Intellectual disabilityformerly known as mental retardationcan be caused by injury, disease, or a problem in the brain. For many children, the cause of their intellectual disability is unknown.
Some causes of intellectual disabilitysuch as Down syndrome, Fetal Alcohol Syndrome, Fragile X syndrome, birth defects, and infectionscan happen before birth. Some happen while a baby is being born or soon after birth.
Other causes of intellectual disability do not occur until a child is older these might include severe head injury, infections or stroke.
Disability Inclusion In The Health Sector
Disability is often not perceived as a health issue. Therefore, action is not taken towards disability inclusion in the health sector, which is also often overlooked in national disability strategies and action plans to implement and monitor the CRPD.
Attaining the highest possible standard of health and well-being for all will only be possible if governments understand the need for a paradigm shift, recognizing that the global health goals can only be achieved when disability inclusion is intrinsic to health sector priorities, including:

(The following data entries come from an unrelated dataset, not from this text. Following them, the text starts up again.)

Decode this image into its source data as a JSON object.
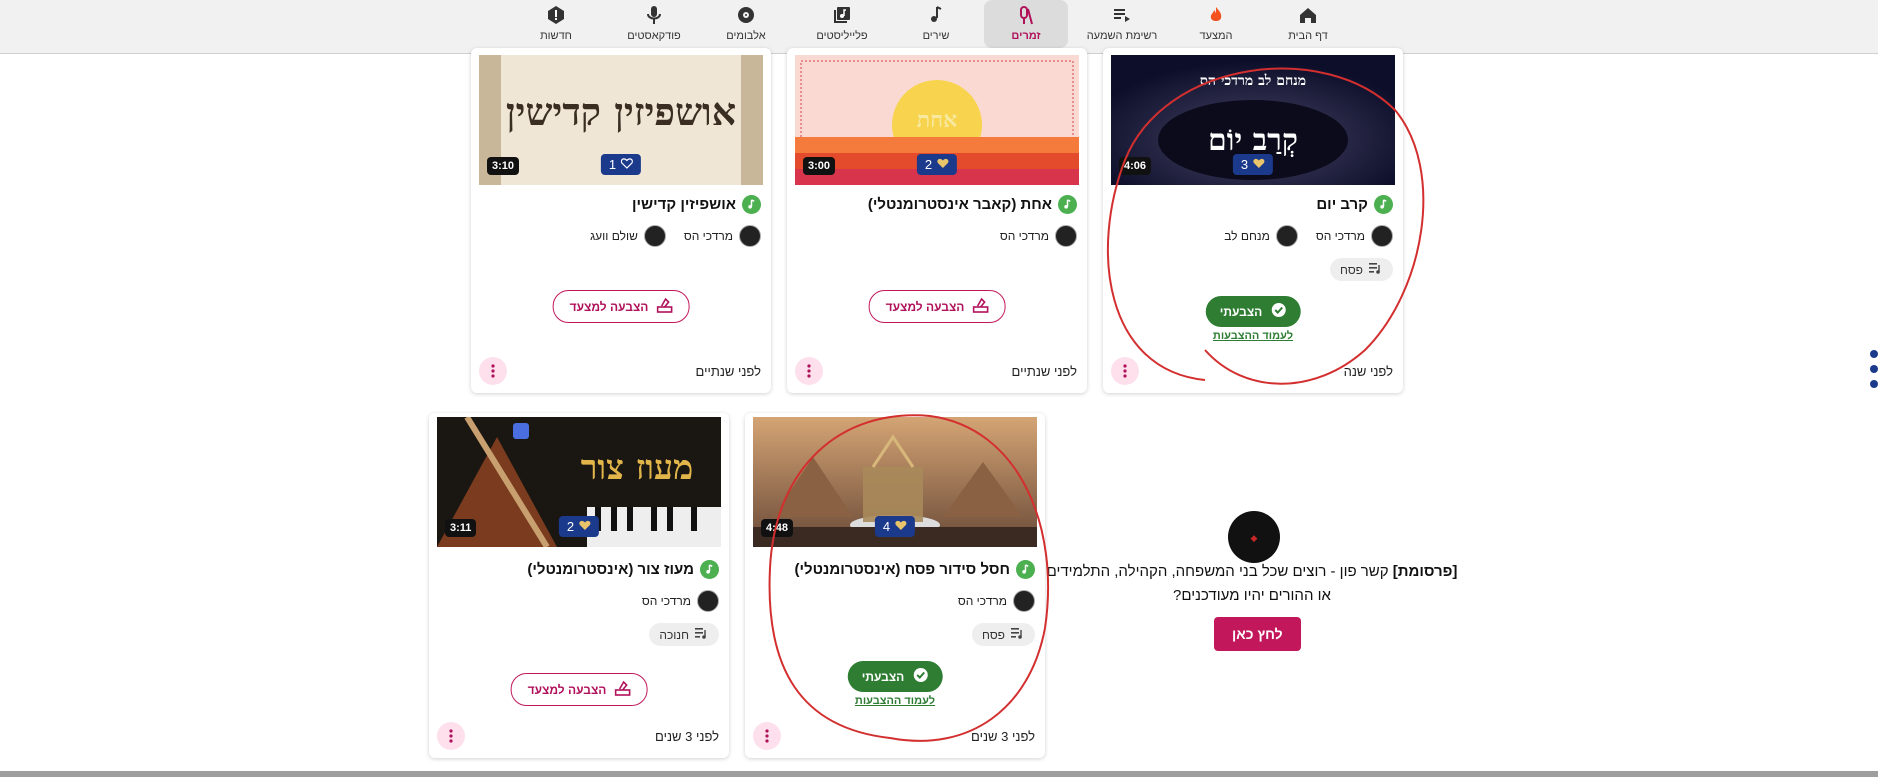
{
  "nav": {
    "items": [
      {
        "label": "דף הבית",
        "icon": "home-icon"
      },
      {
        "label": "המצעד",
        "icon": "fire-icon"
      },
      {
        "label": "רשימת השמעה",
        "icon": "playlist-play-icon"
      },
      {
        "label": "זמרים",
        "icon": "microphone-stand-icon",
        "active": true
      },
      {
        "label": "שירים",
        "icon": "music-note-icon"
      },
      {
        "label": "פלייליסטים",
        "icon": "library-music-icon"
      },
      {
        "label": "אלבומים",
        "icon": "album-icon"
      },
      {
        "label": "פודקאסטים",
        "icon": "microphone-icon"
      },
      {
        "label": "חדשות",
        "icon": "alert-icon"
      }
    ]
  },
  "cards": [
    {
      "title": "קרב יום",
      "duration": "4:06",
      "likes": "3",
      "liked": true,
      "artists": [
        "מרדכי הס",
        "מנחם לב"
      ],
      "chip": "פסח",
      "voted": true,
      "voted_label": "הצבעתי",
      "voted_link": "לעמוד ההצבעות",
      "time": "לפני שנה"
    },
    {
      "title": "אחת (קאבר אינסטרומנטלי)",
      "duration": "3:00",
      "likes": "2",
      "liked": true,
      "artists": [
        "מרדכי הס"
      ],
      "chip": "",
      "voted": false,
      "vote_label": "הצבעה למצעד",
      "time": "לפני שנתיים"
    },
    {
      "title": "אושפיזין קדישין",
      "duration": "3:10",
      "likes": "1",
      "liked": false,
      "artists": [
        "מרדכי הס",
        "שולם וועג"
      ],
      "chip": "",
      "voted": false,
      "vote_label": "הצבעה למצעד",
      "time": "לפני שנתיים"
    },
    {
      "title": "חסל סידור פסח (אינסטרומנטלי)",
      "duration": "4:48",
      "likes": "4",
      "liked": true,
      "artists": [
        "מרדכי הס"
      ],
      "chip": "פסח",
      "voted": true,
      "voted_label": "הצבעתי",
      "voted_link": "לעמוד ההצבעות",
      "time": "לפני 3 שנים"
    },
    {
      "title": "מעוז צור (אינסטרומנטלי)",
      "duration": "3:11",
      "likes": "2",
      "liked": true,
      "artists": [
        "מרדכי הס"
      ],
      "chip": "חנוכה",
      "voted": false,
      "vote_label": "הצבעה למצעד",
      "time": "לפני 3 שנים"
    }
  ],
  "thumb_text": {
    "card1_top": "מנחם לב  מרדכי הס",
    "card1_main": "קְרַב יוֹם",
    "card2_main": "אחת",
    "card3_main": "אושפיזין קדישין",
    "card4_main": "",
    "card5_main": "מעוז צור"
  },
  "ad": {
    "tag": "[פרסומת]",
    "text": "קשר פון - רוצים שכל בני המשפחה, הקהילה, התלמידים או ההורים יהיו מעודכנים?",
    "button": "לחץ כאן"
  },
  "colors": {
    "accent": "#b0115a",
    "voted": "#2e7d32",
    "likes": "#1c3a8c",
    "note": "#4caf50",
    "annotation": "#d32f2f"
  }
}
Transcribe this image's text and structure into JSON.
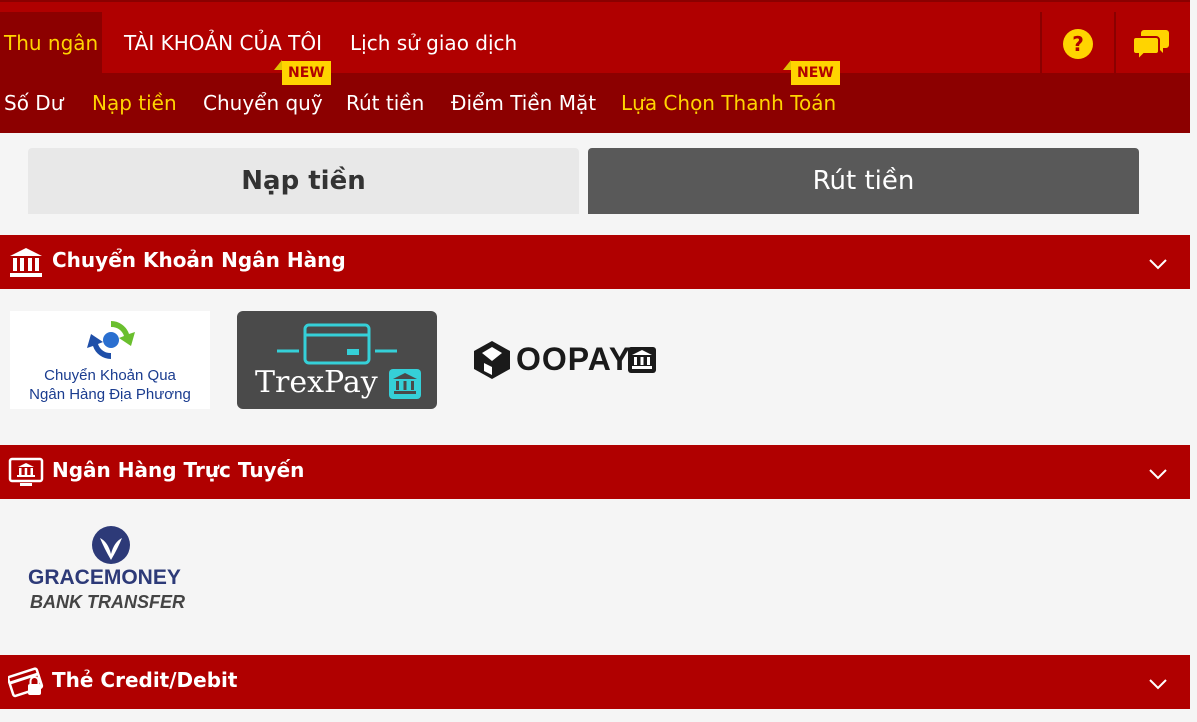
{
  "top_tabs": [
    {
      "label": "Thu ngân",
      "active": true
    },
    {
      "label": "TÀI KHOẢN CỦA TÔI",
      "active": false
    },
    {
      "label": "Lịch sử giao dịch",
      "active": false
    }
  ],
  "top_icons": [
    "help-icon",
    "chat-icon"
  ],
  "sub_tabs": [
    {
      "label": "Số Dư",
      "highlight": false
    },
    {
      "label": "Nạp tiền",
      "highlight": true
    },
    {
      "label": "Chuyển quỹ",
      "highlight": false,
      "badge": "NEW"
    },
    {
      "label": "Rút tiền",
      "highlight": false
    },
    {
      "label": "Điểm Tiền Mặt",
      "highlight": false
    },
    {
      "label": "Lựa Chọn Thanh Toán",
      "highlight": true,
      "badge": "NEW"
    }
  ],
  "toggle": {
    "deposit": "Nạp tiền",
    "withdraw": "Rút tiền",
    "selected": "withdraw"
  },
  "sections": [
    {
      "title": "Chuyển Khoản Ngân Hàng",
      "icon": "bank-icon"
    },
    {
      "title": "Ngân Hàng Trực Tuyến",
      "icon": "online-bank-icon"
    },
    {
      "title": "Thẻ Credit/Debit",
      "icon": "credit-card-icon"
    }
  ],
  "logos": {
    "local": {
      "line1": "Chuyển Khoản Qua",
      "line2": "Ngân Hàng Địa Phương"
    },
    "trexpay": {
      "text": "TrexPay"
    },
    "oopay": {
      "text": "OOPAY"
    },
    "grace": {
      "line1": "GRACEMONEY",
      "line2": "BANK TRANSFER"
    }
  },
  "colors": {
    "primary_red": "#b00000",
    "dark_red": "#8c0000",
    "accent_yellow": "#ffd400",
    "toggle_dark": "#595959",
    "toggle_light": "#e8e8e8"
  }
}
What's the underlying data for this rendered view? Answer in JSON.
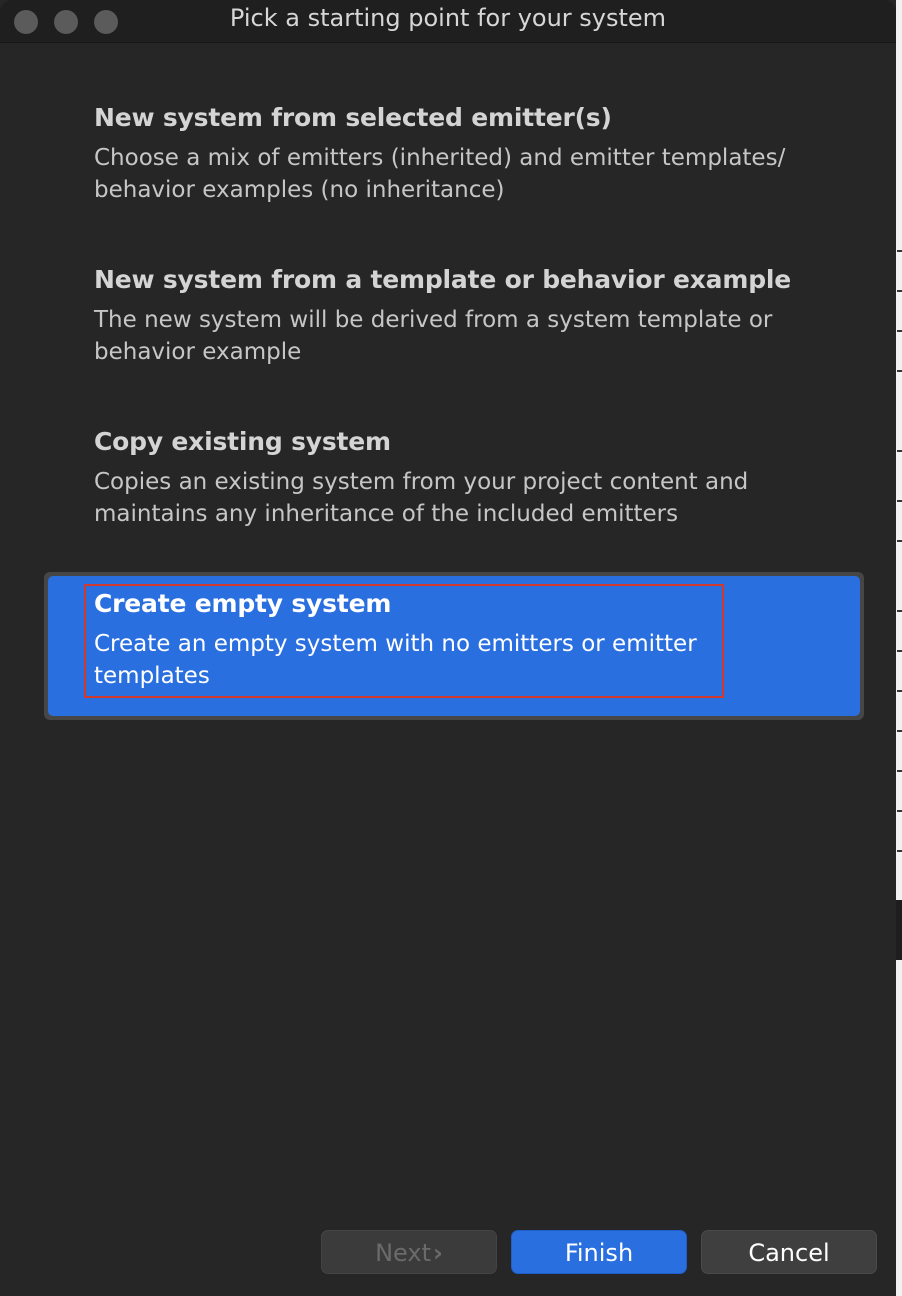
{
  "window": {
    "title": "Pick a starting point for your system"
  },
  "options": [
    {
      "title": "New system from selected emitter(s)",
      "description_line1": "Choose a mix of emitters (inherited) and emitter templates/",
      "description_line2": "behavior examples (no inheritance)"
    },
    {
      "title": "New system from a template or behavior example",
      "description_line1": "The new system will be derived from a system template or",
      "description_line2": "behavior example"
    },
    {
      "title": "Copy existing system",
      "description_line1": "Copies an existing system from your project content and",
      "description_line2": "maintains any inheritance of the included emitters"
    },
    {
      "title": "Create empty system",
      "description_line1": "Create an empty system with no emitters or emitter",
      "description_line2": "templates"
    }
  ],
  "selected_option": "Create empty system",
  "buttons": {
    "next_label": "Next",
    "next_icon": "chevron-right-icon",
    "finish_label": "Finish",
    "cancel_label": "Cancel"
  },
  "colors": {
    "accent": "#2a6fe0",
    "highlight_border": "#d03a2e",
    "background": "#262626"
  }
}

- universal health coverage without financial hardship
- protection during health emergencies
- access to cross-sectorial public health interventions, such as water, sanitation and hygiene services.
Disability inclusion is critical to achieving universal health coverage without financial hardship, because persons with disabilities are:
- three times more likely to be denied health care
- four times more likely to be treated badly in the health care system
- 50% more likely to suffer catastrophic health expenditure.
Disability inclusion is critical to achieving better protection from health emergencies, because persons with disabilities are disproportionately affected by COVID-19, including:
- directly due to increased risk of infection and barriers in accessing healthcare
- indirectly due to restrictions to reduce spread of virus .
Disability inclusion is critical to achieving better health and well-being, because persons with disabilities are: